> Records for the task
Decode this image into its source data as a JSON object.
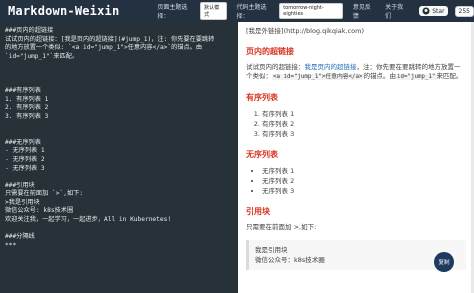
{
  "header": {
    "brand": "Markdown-Weixin",
    "page_theme_label": "页面主题选择：",
    "page_theme_value": "默认模式",
    "code_theme_label": "代码主题选择：",
    "code_theme_value": "tomorrow-night-eighties",
    "feedback": "意见反馈",
    "about": "关于我们",
    "star_label": "Star",
    "star_count": "255"
  },
  "editor": {
    "lines": [
      "###页内的超链接",
      "试试页内的超链接：[我是页内的超链接](#jump_1)，注: 你先要在要跳转",
      "的地方放置一个类似: `<a id=\"jump_1\">任意内容</a>`的锚点。由",
      "`id=\"jump_1\"`来匹配。",
      "",
      "",
      "",
      "###有序列表",
      "1. 有序列表 1",
      "2. 有序列表 2",
      "3. 有序列表 3",
      "",
      "",
      "###无序列表",
      "- 无序列表 1",
      "- 无序列表 2",
      "- 无序列表 3",
      "",
      "###引用块",
      "只需要在前面加 `>`,如下:",
      ">我是引用块",
      "微信公众号: k8s技术圈",
      "欢迎关注我，一起学习，一起进步，All in Kubernetes!",
      "",
      "###分隔线",
      "***"
    ]
  },
  "preview": {
    "top_line": "[我是外链接](http://blog.qikqiak.com)",
    "h_link": "页内的超链接",
    "p_link_1": "试试页内的超链接：",
    "p_link_anchor": "我是页内的超链接",
    "p_link_2": "，注：你先要在要跳转的地方放置一个类似：",
    "p_link_code": "<a id=\"jump_1\">任意内容</a>",
    "p_link_3": "的锚点。由",
    "p_link_code2": "id=\"jump_1\"",
    "p_link_4": "来匹配。",
    "h_ol": "有序列表",
    "ol": [
      "有序列表 1",
      "有序列表 2",
      "有序列表 3"
    ],
    "h_ul": "无序列表",
    "ul": [
      "无序列表 1",
      "无序列表 2",
      "无序列表 3"
    ],
    "h_quote": "引用块",
    "quote_intro": "只需要在前面加 >,如下:",
    "quote_lines": [
      "我是引用块",
      "微信公众号：k8s技术圈"
    ],
    "copy_button": "复制"
  }
}
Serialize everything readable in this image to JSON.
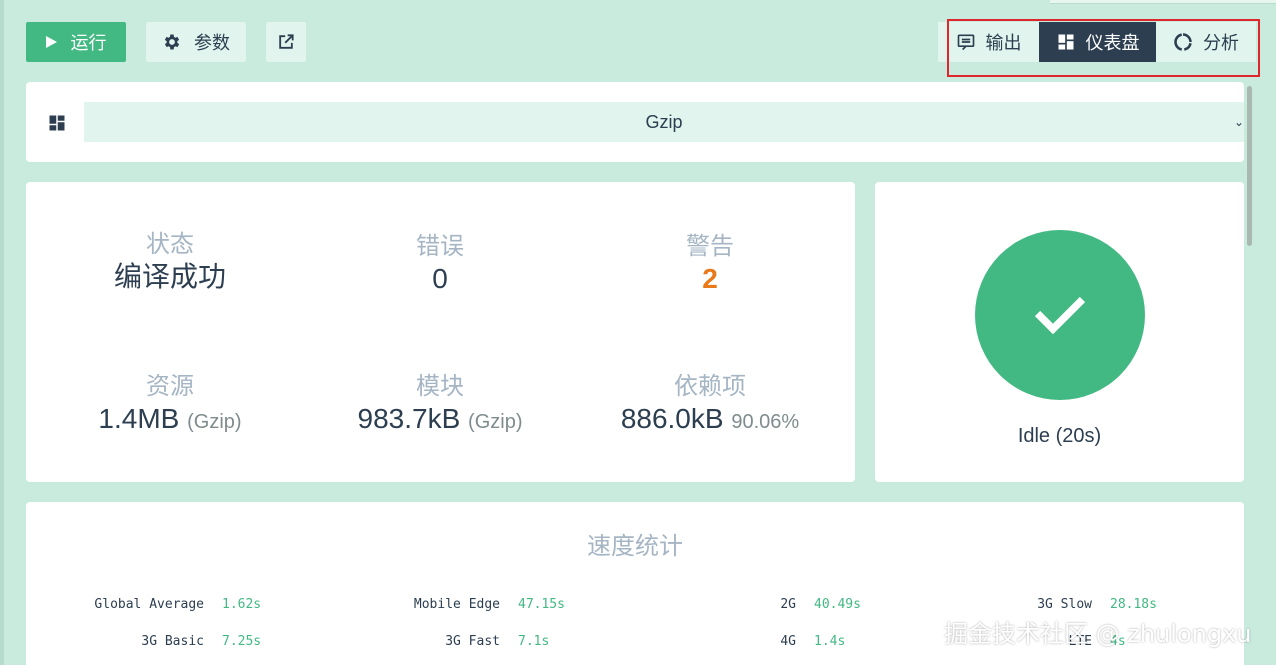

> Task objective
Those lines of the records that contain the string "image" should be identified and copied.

> Task output
Decode this image into its source data as a JSON object.
Serialize everything readable in this image to JSON.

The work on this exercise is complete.